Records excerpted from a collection
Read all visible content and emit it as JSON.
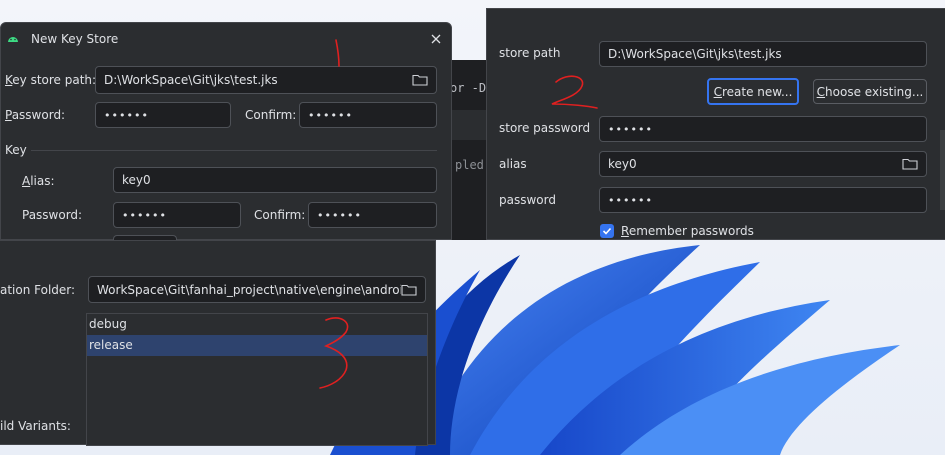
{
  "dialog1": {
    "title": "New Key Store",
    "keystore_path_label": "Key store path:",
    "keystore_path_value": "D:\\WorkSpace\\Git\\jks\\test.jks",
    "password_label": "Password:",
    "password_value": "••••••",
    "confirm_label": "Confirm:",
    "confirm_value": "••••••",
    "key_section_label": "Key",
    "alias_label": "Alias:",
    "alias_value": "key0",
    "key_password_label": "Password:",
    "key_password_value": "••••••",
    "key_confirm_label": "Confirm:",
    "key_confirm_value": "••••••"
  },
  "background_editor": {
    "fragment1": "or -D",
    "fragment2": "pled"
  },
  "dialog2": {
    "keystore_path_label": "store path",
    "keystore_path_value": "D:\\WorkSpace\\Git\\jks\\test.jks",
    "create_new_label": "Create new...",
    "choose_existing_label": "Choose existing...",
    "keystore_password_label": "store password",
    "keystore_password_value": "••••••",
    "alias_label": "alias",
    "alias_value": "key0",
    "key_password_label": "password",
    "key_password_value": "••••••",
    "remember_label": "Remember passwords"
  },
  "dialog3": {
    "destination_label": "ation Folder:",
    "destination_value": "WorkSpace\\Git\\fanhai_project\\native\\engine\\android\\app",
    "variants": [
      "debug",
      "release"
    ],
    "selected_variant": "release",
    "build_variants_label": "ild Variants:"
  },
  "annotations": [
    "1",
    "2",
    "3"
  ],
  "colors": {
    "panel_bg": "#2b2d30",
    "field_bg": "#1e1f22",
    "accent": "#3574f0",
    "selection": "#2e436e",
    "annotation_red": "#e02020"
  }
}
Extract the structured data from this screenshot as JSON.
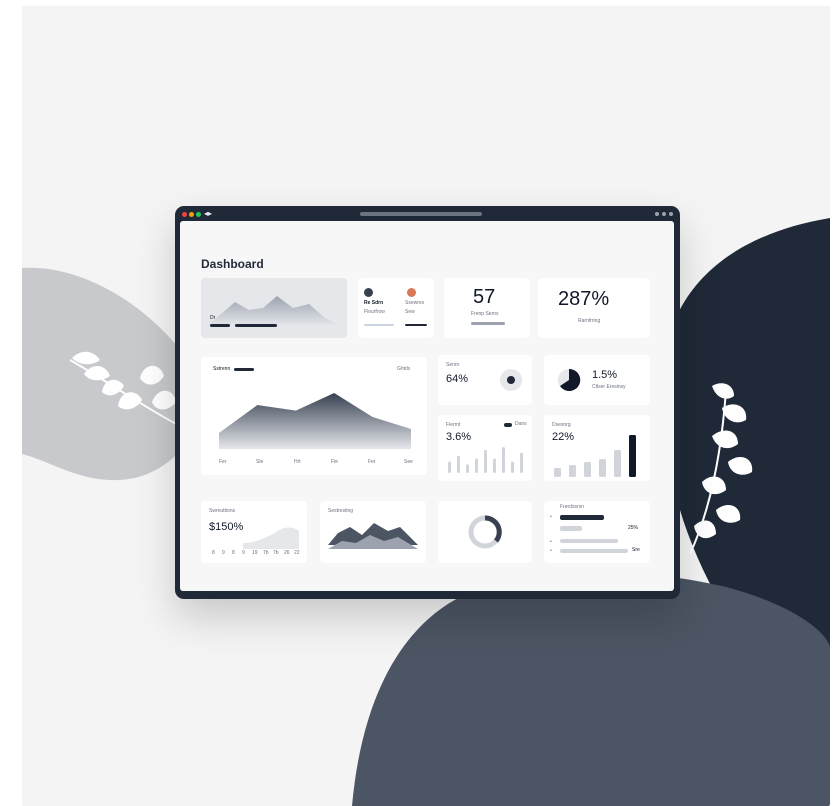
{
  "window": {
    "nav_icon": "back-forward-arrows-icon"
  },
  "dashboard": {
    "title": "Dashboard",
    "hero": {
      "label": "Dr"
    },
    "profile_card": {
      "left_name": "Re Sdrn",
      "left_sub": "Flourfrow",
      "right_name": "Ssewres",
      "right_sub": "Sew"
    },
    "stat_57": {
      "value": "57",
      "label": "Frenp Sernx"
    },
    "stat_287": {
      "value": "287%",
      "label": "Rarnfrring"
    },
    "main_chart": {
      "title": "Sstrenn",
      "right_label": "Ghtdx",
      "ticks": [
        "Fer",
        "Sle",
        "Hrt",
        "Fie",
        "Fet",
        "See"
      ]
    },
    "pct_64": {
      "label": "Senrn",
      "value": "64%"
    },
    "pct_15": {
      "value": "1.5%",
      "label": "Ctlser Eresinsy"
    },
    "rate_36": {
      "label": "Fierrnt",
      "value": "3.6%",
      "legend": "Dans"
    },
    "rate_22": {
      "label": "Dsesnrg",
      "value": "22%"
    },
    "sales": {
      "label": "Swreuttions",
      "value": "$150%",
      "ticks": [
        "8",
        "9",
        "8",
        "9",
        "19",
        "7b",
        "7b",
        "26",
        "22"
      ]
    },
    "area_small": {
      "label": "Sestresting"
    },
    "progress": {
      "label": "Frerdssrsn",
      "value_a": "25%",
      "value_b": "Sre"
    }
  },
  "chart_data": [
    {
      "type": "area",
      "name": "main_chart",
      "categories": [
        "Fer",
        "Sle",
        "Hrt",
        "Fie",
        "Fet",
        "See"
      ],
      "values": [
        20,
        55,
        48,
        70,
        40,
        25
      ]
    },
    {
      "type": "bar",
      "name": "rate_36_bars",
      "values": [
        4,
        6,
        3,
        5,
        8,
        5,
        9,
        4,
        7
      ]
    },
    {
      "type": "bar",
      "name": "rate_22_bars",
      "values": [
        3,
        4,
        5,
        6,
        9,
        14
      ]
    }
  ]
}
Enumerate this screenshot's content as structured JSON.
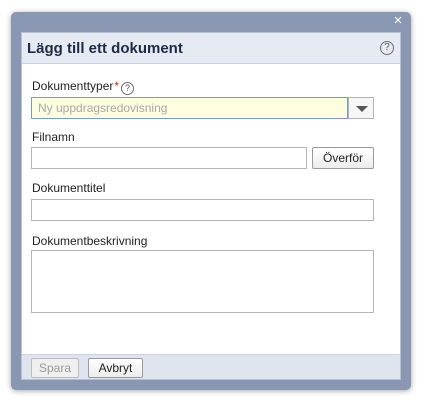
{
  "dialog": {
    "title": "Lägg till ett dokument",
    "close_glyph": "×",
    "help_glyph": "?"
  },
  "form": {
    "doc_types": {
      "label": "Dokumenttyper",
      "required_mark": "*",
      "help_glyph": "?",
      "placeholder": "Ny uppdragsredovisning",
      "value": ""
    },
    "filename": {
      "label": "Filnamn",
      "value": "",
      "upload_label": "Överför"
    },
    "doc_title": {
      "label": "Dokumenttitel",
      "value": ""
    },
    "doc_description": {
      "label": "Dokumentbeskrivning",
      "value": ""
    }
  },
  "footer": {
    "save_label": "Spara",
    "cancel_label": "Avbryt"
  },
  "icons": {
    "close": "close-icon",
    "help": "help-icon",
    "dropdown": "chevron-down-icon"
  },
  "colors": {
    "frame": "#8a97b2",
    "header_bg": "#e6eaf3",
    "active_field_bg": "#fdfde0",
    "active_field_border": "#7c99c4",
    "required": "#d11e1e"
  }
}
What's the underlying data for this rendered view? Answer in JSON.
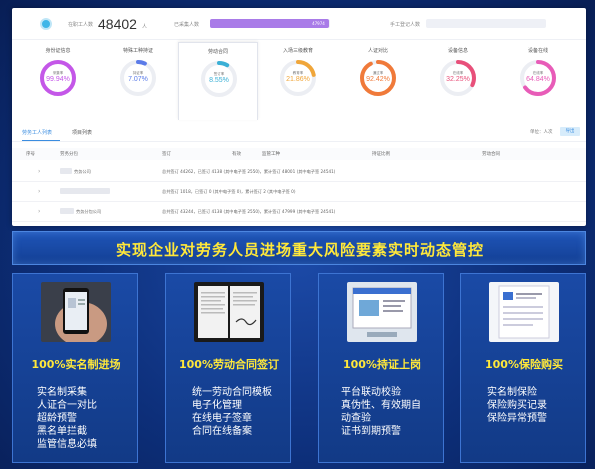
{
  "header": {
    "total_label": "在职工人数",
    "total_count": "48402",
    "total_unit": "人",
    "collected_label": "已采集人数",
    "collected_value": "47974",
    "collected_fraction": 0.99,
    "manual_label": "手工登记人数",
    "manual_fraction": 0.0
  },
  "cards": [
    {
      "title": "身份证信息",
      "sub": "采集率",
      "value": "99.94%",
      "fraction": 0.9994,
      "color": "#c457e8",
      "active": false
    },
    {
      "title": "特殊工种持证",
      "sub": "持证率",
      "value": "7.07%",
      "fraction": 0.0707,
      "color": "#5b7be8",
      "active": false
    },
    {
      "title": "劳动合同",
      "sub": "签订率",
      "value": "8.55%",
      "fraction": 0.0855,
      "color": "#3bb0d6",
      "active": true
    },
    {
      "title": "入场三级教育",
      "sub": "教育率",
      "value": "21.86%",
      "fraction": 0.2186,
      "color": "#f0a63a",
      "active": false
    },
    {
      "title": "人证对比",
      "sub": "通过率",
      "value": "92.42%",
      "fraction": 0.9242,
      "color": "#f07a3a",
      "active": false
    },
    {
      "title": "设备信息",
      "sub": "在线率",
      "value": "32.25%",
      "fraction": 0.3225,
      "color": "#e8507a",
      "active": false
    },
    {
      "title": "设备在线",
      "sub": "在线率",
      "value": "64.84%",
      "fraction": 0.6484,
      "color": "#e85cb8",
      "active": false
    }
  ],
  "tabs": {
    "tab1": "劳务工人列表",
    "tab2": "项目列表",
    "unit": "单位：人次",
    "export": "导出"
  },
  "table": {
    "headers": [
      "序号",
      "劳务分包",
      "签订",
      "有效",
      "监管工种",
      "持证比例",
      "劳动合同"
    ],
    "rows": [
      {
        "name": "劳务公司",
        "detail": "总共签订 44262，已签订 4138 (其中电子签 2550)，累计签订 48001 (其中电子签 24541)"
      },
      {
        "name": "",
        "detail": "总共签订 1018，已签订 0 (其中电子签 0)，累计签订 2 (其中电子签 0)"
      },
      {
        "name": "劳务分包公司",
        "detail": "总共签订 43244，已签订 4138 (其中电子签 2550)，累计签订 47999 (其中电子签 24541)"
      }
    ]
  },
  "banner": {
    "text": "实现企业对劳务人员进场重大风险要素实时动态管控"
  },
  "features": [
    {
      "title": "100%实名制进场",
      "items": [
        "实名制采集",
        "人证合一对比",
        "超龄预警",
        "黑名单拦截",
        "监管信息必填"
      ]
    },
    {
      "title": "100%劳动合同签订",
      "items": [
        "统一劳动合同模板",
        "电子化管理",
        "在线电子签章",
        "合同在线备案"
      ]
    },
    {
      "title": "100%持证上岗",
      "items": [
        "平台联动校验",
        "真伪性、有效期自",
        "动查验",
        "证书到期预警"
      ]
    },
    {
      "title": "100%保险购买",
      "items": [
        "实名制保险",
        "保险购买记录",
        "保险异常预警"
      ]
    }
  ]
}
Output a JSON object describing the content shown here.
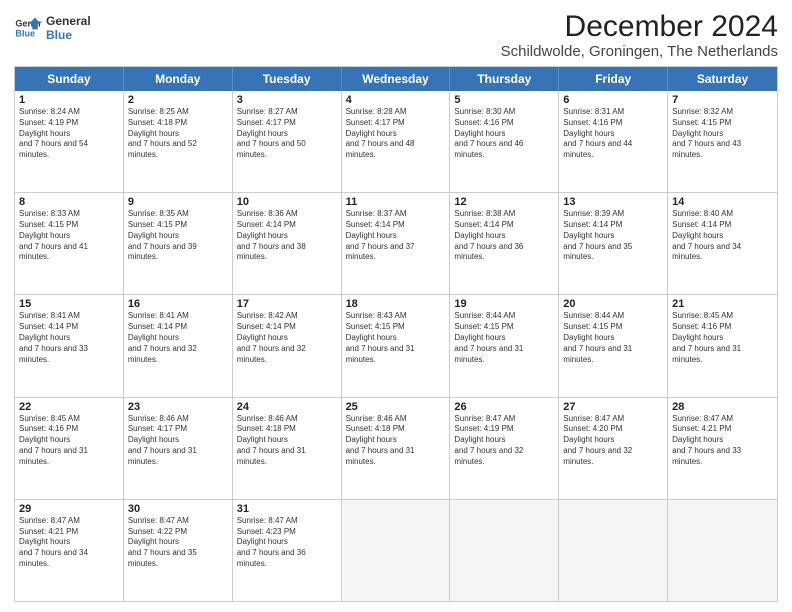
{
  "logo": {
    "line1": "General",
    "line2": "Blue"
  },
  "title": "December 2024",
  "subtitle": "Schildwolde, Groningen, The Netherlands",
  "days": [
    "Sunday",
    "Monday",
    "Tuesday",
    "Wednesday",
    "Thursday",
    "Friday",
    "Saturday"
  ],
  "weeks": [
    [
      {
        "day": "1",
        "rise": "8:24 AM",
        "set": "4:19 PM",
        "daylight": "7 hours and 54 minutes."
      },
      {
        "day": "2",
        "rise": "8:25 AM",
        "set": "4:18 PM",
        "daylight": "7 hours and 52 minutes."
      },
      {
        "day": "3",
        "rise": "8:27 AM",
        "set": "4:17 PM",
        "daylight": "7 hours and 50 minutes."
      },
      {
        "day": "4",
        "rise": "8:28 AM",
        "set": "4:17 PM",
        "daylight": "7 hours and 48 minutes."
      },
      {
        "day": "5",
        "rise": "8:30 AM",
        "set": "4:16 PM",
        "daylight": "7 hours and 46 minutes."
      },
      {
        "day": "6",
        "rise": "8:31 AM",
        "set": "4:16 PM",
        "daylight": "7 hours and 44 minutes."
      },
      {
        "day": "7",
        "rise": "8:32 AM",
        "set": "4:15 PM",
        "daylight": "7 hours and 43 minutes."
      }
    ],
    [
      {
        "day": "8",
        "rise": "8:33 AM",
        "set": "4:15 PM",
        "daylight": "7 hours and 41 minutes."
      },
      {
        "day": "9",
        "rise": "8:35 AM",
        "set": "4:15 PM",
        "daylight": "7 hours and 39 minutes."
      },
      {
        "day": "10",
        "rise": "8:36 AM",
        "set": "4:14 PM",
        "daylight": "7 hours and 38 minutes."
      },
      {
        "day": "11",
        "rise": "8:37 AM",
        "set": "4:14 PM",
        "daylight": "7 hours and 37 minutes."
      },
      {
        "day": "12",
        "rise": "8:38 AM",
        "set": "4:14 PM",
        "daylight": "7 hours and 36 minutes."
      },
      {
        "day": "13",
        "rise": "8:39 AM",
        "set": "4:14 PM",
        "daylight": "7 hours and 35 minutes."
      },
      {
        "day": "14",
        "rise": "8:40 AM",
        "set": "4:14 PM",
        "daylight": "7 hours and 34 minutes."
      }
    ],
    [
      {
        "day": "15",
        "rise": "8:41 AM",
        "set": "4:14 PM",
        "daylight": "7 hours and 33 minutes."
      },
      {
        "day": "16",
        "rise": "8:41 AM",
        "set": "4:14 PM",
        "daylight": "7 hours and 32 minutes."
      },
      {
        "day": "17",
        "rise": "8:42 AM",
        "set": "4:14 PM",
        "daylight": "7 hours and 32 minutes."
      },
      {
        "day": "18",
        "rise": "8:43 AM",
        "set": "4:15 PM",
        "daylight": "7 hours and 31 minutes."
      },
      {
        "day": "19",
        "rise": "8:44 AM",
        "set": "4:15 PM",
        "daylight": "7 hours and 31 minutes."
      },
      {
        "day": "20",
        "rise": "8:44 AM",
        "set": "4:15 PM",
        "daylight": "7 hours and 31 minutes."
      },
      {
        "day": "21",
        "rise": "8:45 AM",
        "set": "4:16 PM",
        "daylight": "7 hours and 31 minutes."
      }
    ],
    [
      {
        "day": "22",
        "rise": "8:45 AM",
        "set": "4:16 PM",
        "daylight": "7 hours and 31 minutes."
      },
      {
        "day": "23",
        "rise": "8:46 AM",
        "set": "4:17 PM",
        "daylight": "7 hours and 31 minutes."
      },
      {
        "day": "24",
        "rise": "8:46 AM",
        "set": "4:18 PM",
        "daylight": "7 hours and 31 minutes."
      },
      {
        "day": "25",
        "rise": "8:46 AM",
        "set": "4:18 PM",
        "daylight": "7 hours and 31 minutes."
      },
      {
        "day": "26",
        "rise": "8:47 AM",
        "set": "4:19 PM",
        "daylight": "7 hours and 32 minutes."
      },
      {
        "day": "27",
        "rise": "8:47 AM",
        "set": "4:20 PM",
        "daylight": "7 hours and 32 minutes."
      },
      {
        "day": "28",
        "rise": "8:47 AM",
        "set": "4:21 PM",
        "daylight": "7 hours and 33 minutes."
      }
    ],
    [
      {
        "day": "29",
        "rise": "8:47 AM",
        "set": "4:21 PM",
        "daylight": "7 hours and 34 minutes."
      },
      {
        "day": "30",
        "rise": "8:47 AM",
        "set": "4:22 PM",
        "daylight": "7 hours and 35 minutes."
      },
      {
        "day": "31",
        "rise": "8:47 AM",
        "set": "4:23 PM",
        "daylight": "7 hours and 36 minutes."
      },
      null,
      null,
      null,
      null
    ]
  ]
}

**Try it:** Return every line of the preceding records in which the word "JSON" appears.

**Problem solution:**
Read all visible content and emit it as JSON.
Extract the structured data from this screenshot as JSON.
Enumerate this screenshot's content as structured JSON.
What's the underlying data for this rendered view? Answer in JSON.
Output a JSON object describing the content shown here.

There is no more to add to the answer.